He started his working career at the age of 13, and after some years as a laborer he learned the typographer's trade.[1] His apprenticeship was spent in newspapers like Moss Avis and Jarlsberg.[3] In 1907 he became editor-in-chief of Ung-Socialisten, and was a central board member of the Norges Socialdemokratiske Ungdomsforbund. From 1911 to 1921 he edited the publication of NSU, Klassekampen.[1] He recruited Nikolay Bukharin and Karl Radek to write in the newspaper, and gained a personal acquaintance with Vladimir Lenin.[3]

In the summer of 1913 he applied unsuccessfully for the editor chair in Demokraten.[4] Later that summer he was hired as editor-in-chief of Haugesunds Folkeblad, but he continued in Klassekampen when asked by the central board of Norges Socialdemokratiske Ungdomsforbund to do so.[5]

In 1918 he was a part of the left wing that assumed power in the Norwegian Labour Party. He became a member of the party's central board. In 1921 NSU changed name to the Young Communist League of Norway, as the social democrats broke out of the Labour Party. In 1923 the communists broke out of the Labour Party to form the Communist Party, and the Young Communist League followed. He remained central board member here until 1924. His central board membership in the Labour Party was ended in 1923 as he joined the Communist Party, so did his time as county leader in the Labour Party since 1920.[1] His party change came in mid-term since being elected to the Parliament of Norway in 1921.[3]

Also in 1923 he wrote the propagandistic history book Den røde ungdom i kamp og seier. Norges kommunistiske ungdomsforbund gjennem 20 aar together with Arvid G. Hansen and Aksel Zachariassen. From 1924 to 1925 he edited the communist magazine Proletaren.[1] He was fired for opposing a semi-union with the Labour Party (some two months after the editor of Arbeidet was fired for supporting such a union).[6] He was also imprisoned for 120 days for antimilitaristic agitation.[1] He also translated French poetry and published I det grønne bur and the novel Det røde slips in 1926.[3]

Shift to the far right[edit]

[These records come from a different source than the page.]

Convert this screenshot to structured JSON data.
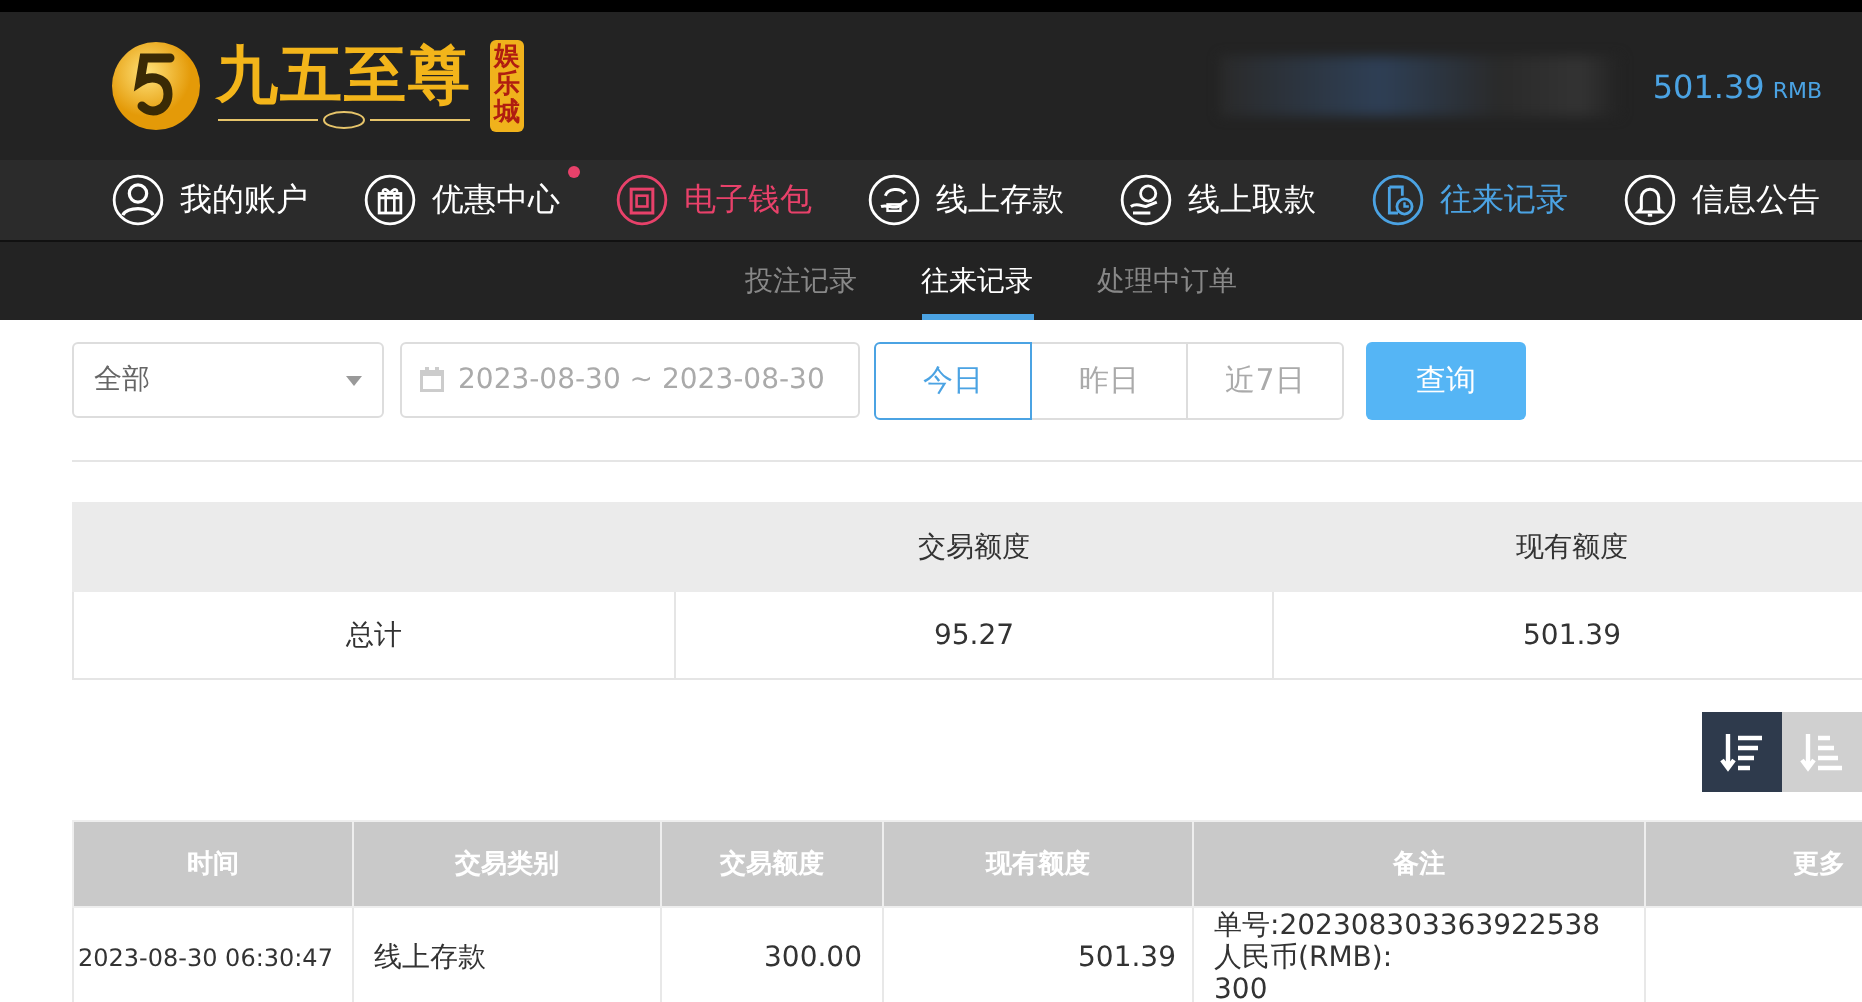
{
  "header": {
    "logo_title": "九五至尊",
    "logo_badge": "娱乐城",
    "balance": "501.39",
    "currency": "RMB"
  },
  "nav": [
    {
      "label": "我的账户",
      "kind": "user",
      "selected": false,
      "hot": false,
      "badge": false
    },
    {
      "label": "优惠中心",
      "kind": "gift",
      "selected": false,
      "hot": false,
      "badge": true
    },
    {
      "label": "电子钱包",
      "kind": "wallet",
      "selected": false,
      "hot": true,
      "badge": false
    },
    {
      "label": "线上存款",
      "kind": "deposit",
      "selected": false,
      "hot": false,
      "badge": false
    },
    {
      "label": "线上取款",
      "kind": "withdraw",
      "selected": false,
      "hot": false,
      "badge": false
    },
    {
      "label": "往来记录",
      "kind": "record",
      "selected": true,
      "hot": false,
      "badge": false
    },
    {
      "label": "信息公告",
      "kind": "bell",
      "selected": false,
      "hot": false,
      "badge": false
    }
  ],
  "subtabs": [
    {
      "label": "投注记录",
      "selected": false
    },
    {
      "label": "往来记录",
      "selected": true
    },
    {
      "label": "处理中订单",
      "selected": false
    }
  ],
  "filter": {
    "type_select": "全部",
    "date_range": "2023-08-30 ~ 2023-08-30",
    "quick": [
      {
        "label": "今日",
        "selected": true
      },
      {
        "label": "昨日",
        "selected": false
      },
      {
        "label": "近7日",
        "selected": false
      }
    ],
    "query_button": "查询"
  },
  "summary": {
    "columns": [
      "交易额度",
      "现有额度"
    ],
    "row": {
      "label": "总计",
      "cells": [
        "95.27",
        "501.39"
      ]
    }
  },
  "sort_buttons": [
    {
      "selected": true
    },
    {
      "selected": false
    }
  ],
  "records": {
    "columns": [
      "时间",
      "交易类别",
      "交易额度",
      "现有额度",
      "备注",
      "更多"
    ],
    "rows": [
      {
        "time": "2023-08-30 06:30:47",
        "type": "线上存款",
        "amount": "300.00",
        "balance": "501.39",
        "note": [
          "单号:202308303363922538",
          "人民币(RMB):",
          "300"
        ]
      }
    ]
  }
}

Olaussen had already undergone change from antimilitarism to favoring a violent revolution, when he in 1927 shifted from the extreme left to the far right. He left the Communist Party in 1927, but unlike many others who then joined the Labour Party, he joined the right-wing Fatherland League in 1928 and later the Conservative Party. From 1927 he wrote for the newspaper Tidens Tegn. During the occupation of Norway by Nazi Germany he was refused membership in the fascist party Nasjonal Samling.[1] Nonetheless, he wrote extensively for the Nazi publications of the party.[7]


Olaussen wrote the memoirs Fra Kreml til Youngstorget, "From Kremlin to Youngstorget". The memoirs were printed, but because of the war's end, his kind was not longer tolerated and the book was not published. In 1947, Olaussen, during the legal purge in Norway after World War II, was sentenced for Nazi collaboration to two and a half year in prison. He died in January 1962.[7]


  1. ^ a b c d e f g h Kjeldstadli, Knut. "Eugène Olaussen". In Helle, Knut. Norsk biografisk leksikon (in Norwegian). Oslo: Kunnskapsforlaget. Retrieved 28 August 2010. 
  2. ^ 1900 census
  3. ^ a b c d "Ansgar Eugéne Olaussen" (in Norwegian). Norwegian Social Science Data Services (NSD). Retrieved 28 August 2010. 
  4. ^ "'Demokraten' som dagblad. Nyt redaktionspersonale ansat". Demokraten (in Norwegian). 17 June 1913. p. 2. 
  5. ^ "Eugene Olaussen tiltrær ikke som redaktør av 'Haugesunds Folkeblad'". Demokraten (in Norwegian). 27 August 1913. p. 2. 
  6. ^ Maurseth, Per (1987). Gjennom kriser til makt 1920-1935. Volume three of Arbeiderbevegelsens historie i Norge (in Norwegian). Oslo: Tiden. pp. 416–417. ISBN 82-10-02753-0. 
  7. ^ a b Sørensen, Øystein (1995). "Olaussen, Eugene". In Dahl, Hans Fredrik. Norsk krigsleksikon 1940-45. Oslo: Cappelen. Retrieved 28 August 2010.